►
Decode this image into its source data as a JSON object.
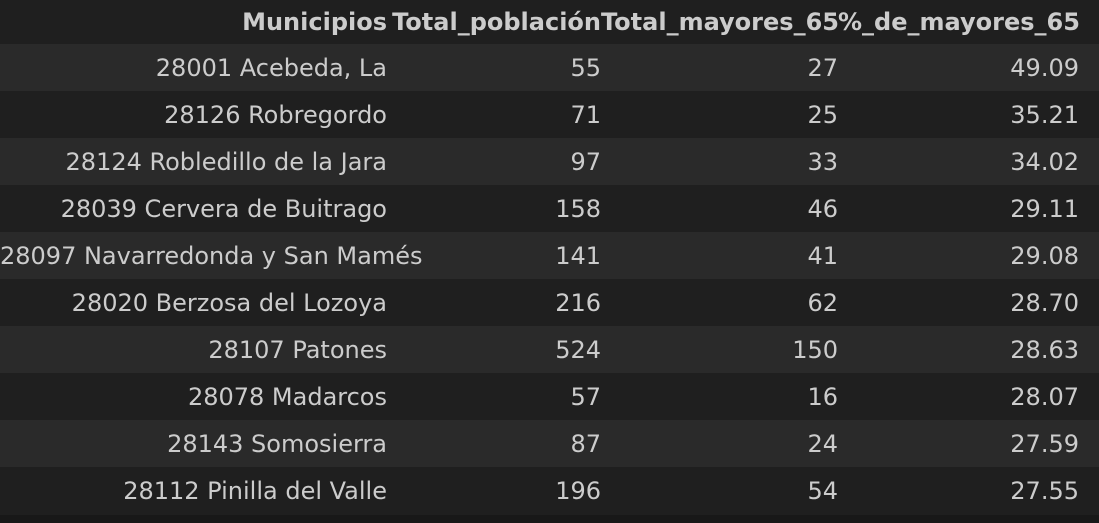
{
  "table": {
    "headers": [
      "Municipios",
      "Total_población",
      "Total_mayores_65",
      "%_de_mayores_65"
    ],
    "rows": [
      [
        "28001 Acebeda, La",
        "55",
        "27",
        "49.09"
      ],
      [
        "28126 Robregordo",
        "71",
        "25",
        "35.21"
      ],
      [
        "28124 Robledillo de la Jara",
        "97",
        "33",
        "34.02"
      ],
      [
        "28039 Cervera de Buitrago",
        "158",
        "46",
        "29.11"
      ],
      [
        "28097 Navarredonda y San Mamés",
        "141",
        "41",
        "29.08"
      ],
      [
        "28020 Berzosa del Lozoya",
        "216",
        "62",
        "28.70"
      ],
      [
        "28107 Patones",
        "524",
        "150",
        "28.63"
      ],
      [
        "28078 Madarcos",
        "57",
        "16",
        "28.07"
      ],
      [
        "28143 Somosierra",
        "87",
        "24",
        "27.59"
      ],
      [
        "28112 Pinilla del Valle",
        "196",
        "54",
        "27.55"
      ]
    ]
  },
  "colors": {
    "background": "#1f1f1f",
    "row_stripe": "#2a2a2a",
    "text": "#cccccc"
  }
}
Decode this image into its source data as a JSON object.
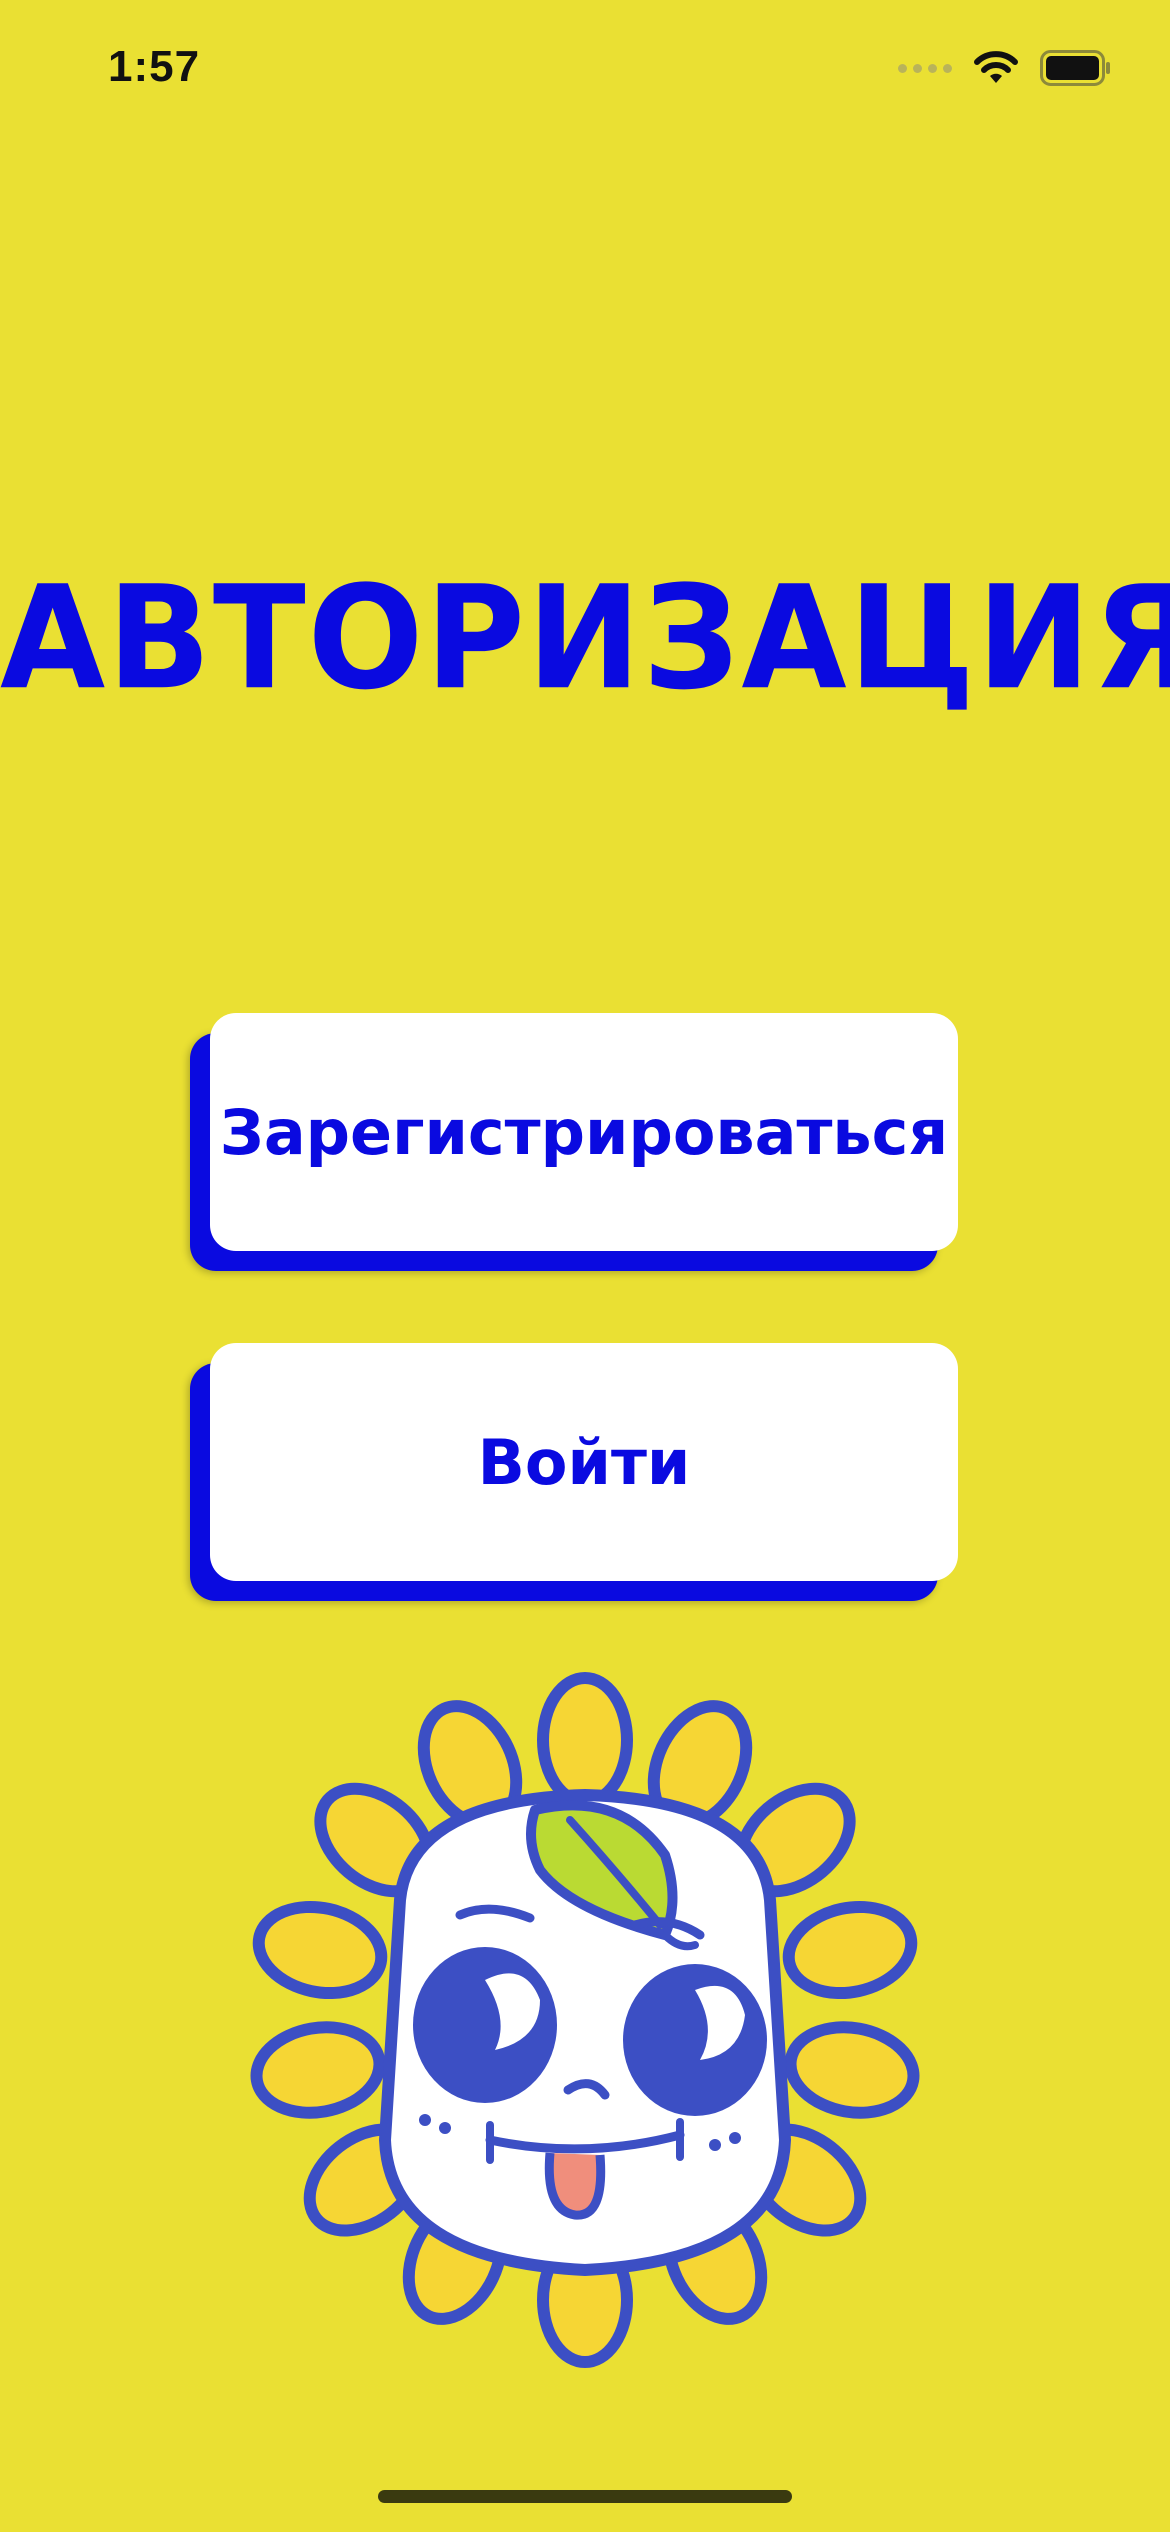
{
  "status_bar": {
    "time": "1:57"
  },
  "screen": {
    "title": "АВТОРИЗАЦИЯ"
  },
  "buttons": {
    "register_label": "Зарегистрироваться",
    "login_label": "Войти"
  },
  "colors": {
    "background": "#EAE033",
    "accent": "#0A0AE0",
    "button_bg": "#FFFFFF"
  },
  "icons": [
    "cellular-signal-icon",
    "wifi-icon",
    "battery-icon",
    "sunflower-mascot-icon"
  ]
}
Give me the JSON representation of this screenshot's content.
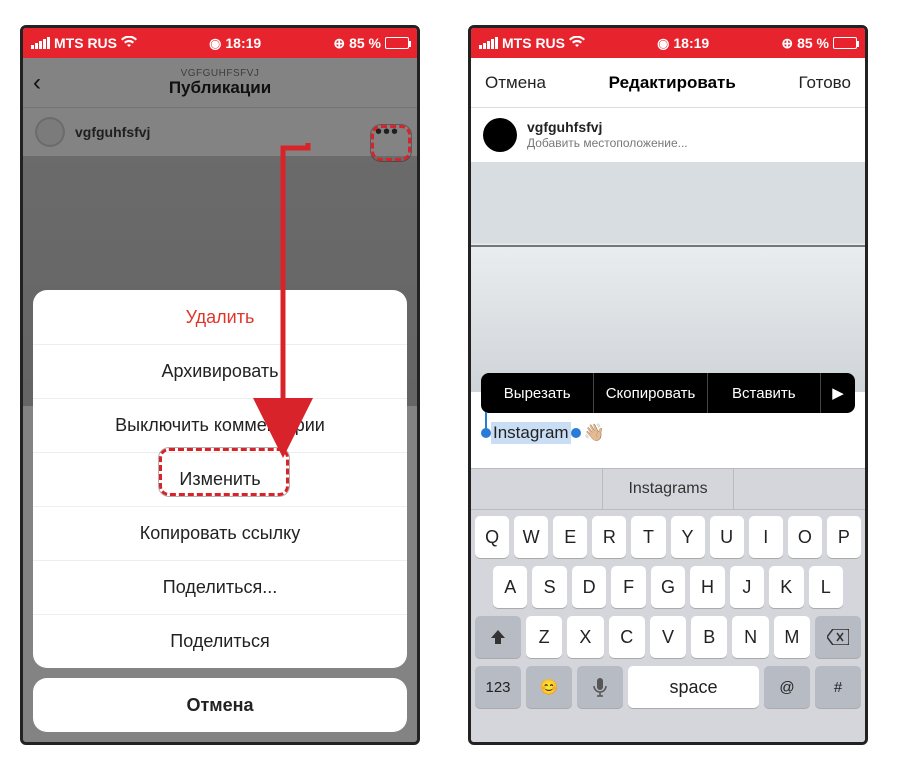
{
  "statusbar": {
    "carrier": "MTS RUS",
    "time": "18:19",
    "battery": "85 %"
  },
  "left": {
    "header_sub": "VGFGUHFSFVJ",
    "header_title": "Публикации",
    "username": "vgfguhfsfvj",
    "sheet": {
      "delete": "Удалить",
      "archive": "Архивировать",
      "comments_off": "Выключить комментарии",
      "edit": "Изменить",
      "copy_link": "Копировать ссылку",
      "share1": "Поделиться...",
      "share2": "Поделиться",
      "cancel": "Отмена"
    }
  },
  "right": {
    "nav_cancel": "Отмена",
    "nav_title": "Редактировать",
    "nav_done": "Готово",
    "username": "vgfguhfsfvj",
    "add_location": "Добавить местоположение...",
    "text_menu": {
      "cut": "Вырезать",
      "copy": "Скопировать",
      "paste": "Вставить"
    },
    "caption_text": "Instagram",
    "caption_emoji": "👋🏼",
    "suggestion_center": "Instagrams",
    "keyboard": {
      "row1": [
        "Q",
        "W",
        "E",
        "R",
        "T",
        "Y",
        "U",
        "I",
        "O",
        "P"
      ],
      "row2": [
        "A",
        "S",
        "D",
        "F",
        "G",
        "H",
        "J",
        "K",
        "L"
      ],
      "row3": [
        "Z",
        "X",
        "C",
        "V",
        "B",
        "N",
        "M"
      ],
      "num": "123",
      "space": "space",
      "hash": "#"
    }
  }
}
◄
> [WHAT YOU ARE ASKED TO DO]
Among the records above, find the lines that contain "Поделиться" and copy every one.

> [ANSWER BOX]
      "share1": "Поделиться...",
      "share2": "Поделиться",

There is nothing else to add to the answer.